• _Exercise objective_: From the listing below, select every line where the word "flag" appears.

• _Material provided_:

Start of Block

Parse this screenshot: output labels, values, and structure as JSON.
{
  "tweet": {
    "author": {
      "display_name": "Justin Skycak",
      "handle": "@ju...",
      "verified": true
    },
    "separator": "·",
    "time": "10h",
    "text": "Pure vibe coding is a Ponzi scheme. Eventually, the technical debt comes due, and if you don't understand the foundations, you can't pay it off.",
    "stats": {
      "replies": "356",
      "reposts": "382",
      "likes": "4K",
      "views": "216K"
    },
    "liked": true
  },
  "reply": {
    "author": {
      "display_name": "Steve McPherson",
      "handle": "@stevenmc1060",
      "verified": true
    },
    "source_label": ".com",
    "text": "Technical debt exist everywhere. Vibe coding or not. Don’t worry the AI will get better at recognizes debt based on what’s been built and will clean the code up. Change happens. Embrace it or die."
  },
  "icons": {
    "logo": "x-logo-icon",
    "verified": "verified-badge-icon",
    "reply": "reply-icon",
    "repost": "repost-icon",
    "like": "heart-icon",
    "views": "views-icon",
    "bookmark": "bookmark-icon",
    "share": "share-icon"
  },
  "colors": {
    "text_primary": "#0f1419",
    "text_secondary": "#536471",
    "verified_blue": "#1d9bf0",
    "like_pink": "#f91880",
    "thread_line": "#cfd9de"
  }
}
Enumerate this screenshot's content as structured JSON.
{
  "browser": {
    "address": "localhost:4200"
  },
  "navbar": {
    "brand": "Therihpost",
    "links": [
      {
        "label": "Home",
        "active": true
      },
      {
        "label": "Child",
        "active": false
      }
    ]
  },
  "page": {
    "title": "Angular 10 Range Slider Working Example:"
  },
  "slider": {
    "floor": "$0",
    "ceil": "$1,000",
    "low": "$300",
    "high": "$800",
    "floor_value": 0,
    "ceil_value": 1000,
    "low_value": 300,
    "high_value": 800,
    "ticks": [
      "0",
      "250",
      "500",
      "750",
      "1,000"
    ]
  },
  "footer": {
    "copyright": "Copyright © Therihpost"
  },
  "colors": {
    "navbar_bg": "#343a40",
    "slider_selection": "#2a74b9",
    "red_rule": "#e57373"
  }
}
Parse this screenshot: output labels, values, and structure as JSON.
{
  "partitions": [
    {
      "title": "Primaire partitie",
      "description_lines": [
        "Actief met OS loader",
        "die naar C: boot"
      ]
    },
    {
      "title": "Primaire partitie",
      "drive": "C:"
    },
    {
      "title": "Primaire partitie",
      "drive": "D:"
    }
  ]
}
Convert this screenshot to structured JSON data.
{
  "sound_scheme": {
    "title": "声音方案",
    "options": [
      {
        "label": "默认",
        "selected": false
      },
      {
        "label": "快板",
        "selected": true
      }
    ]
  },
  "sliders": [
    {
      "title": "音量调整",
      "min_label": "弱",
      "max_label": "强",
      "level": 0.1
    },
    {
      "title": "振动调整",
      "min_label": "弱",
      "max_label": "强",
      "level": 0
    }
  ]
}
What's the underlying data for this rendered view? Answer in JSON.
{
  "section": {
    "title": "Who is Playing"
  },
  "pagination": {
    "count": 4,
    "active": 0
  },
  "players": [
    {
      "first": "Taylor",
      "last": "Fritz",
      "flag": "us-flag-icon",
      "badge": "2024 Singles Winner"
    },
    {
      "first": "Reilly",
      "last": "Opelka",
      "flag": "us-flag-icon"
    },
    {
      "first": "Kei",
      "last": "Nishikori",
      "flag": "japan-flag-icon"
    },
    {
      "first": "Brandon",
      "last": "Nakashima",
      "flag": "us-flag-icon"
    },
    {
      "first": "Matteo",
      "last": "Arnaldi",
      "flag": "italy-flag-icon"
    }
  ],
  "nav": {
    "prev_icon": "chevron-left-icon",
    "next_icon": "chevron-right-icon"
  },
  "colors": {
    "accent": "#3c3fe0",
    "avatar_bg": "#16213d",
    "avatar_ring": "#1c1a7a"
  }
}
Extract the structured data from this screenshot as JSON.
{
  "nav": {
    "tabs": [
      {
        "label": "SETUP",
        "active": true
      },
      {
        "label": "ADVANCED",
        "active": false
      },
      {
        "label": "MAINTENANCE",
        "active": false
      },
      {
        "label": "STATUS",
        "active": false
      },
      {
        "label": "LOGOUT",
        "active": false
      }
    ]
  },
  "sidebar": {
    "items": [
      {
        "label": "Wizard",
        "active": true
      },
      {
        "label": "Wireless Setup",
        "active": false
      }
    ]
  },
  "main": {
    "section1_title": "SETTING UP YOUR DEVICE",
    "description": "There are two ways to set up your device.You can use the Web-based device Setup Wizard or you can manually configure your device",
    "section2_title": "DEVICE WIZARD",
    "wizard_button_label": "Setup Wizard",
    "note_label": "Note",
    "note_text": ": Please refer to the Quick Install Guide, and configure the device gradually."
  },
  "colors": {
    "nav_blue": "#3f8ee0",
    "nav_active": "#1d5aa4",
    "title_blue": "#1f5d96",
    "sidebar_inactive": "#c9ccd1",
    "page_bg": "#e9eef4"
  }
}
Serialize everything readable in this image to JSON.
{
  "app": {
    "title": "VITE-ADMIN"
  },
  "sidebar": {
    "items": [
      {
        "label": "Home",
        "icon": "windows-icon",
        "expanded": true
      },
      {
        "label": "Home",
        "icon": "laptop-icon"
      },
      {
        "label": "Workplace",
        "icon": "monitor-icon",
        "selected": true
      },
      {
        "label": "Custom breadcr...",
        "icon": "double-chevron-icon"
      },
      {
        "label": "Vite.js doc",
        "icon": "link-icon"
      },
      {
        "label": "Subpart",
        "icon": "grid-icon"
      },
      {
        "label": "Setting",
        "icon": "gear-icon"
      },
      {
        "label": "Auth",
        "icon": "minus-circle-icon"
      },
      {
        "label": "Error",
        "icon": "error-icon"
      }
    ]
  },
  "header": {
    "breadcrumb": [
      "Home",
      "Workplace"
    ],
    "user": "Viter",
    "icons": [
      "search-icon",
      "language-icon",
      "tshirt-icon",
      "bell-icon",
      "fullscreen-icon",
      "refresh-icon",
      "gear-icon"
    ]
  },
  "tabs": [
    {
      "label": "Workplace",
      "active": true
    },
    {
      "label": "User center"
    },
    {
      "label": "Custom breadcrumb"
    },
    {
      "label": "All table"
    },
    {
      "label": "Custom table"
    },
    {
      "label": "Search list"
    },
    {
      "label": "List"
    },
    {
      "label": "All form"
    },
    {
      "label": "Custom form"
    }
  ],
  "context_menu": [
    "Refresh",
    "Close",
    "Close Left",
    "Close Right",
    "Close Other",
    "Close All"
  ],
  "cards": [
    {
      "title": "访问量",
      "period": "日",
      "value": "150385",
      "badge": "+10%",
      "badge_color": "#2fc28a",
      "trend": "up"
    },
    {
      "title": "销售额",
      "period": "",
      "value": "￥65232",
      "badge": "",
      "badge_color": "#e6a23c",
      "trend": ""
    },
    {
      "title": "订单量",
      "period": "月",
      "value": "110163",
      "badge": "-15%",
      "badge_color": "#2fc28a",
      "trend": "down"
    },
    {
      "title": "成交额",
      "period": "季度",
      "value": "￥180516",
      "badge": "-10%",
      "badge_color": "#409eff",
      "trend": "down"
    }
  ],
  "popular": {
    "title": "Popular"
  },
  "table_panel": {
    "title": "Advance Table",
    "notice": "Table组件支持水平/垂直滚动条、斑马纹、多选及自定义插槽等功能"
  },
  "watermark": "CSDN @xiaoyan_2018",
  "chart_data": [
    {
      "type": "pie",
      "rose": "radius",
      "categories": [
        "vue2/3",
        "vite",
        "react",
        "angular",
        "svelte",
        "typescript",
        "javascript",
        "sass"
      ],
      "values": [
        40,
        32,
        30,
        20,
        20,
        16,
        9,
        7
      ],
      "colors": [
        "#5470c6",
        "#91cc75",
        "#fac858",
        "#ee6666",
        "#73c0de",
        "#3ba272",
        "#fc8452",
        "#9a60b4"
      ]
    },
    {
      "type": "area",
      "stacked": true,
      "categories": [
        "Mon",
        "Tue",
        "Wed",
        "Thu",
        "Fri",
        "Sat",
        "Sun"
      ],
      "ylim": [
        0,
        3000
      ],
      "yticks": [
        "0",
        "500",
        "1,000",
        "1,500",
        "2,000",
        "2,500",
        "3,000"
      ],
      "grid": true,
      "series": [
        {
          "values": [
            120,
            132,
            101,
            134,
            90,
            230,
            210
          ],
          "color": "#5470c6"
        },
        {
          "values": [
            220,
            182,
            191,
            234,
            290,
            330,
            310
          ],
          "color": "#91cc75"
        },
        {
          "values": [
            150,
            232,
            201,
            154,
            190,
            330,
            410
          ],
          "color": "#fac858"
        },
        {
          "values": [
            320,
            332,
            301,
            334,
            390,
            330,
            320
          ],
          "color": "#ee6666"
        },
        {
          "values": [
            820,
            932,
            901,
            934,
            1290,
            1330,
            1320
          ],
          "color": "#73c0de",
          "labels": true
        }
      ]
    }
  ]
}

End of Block

• _Solution to the exercise_:
      "flag": "us-flag-icon",
      "flag": "us-flag-icon"
      "flag": "japan-flag-icon"
      "flag": "us-flag-icon"
      "flag": "italy-flag-icon"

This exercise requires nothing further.